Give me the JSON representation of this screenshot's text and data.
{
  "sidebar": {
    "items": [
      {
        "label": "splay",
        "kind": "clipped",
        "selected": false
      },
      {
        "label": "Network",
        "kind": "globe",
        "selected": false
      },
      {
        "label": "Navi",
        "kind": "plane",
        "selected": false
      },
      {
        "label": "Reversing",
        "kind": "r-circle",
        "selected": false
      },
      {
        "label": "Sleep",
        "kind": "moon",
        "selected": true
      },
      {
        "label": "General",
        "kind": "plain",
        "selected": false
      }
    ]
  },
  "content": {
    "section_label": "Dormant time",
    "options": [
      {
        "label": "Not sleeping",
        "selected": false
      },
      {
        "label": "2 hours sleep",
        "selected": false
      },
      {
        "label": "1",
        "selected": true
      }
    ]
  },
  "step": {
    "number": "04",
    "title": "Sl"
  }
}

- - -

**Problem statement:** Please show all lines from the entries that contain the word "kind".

**Output for this task:**
        "kind": "clipped",
        "kind": "globe",
        "kind": "plane",
        "kind": "r-circle",
        "kind": "moon",
        "kind": "plain",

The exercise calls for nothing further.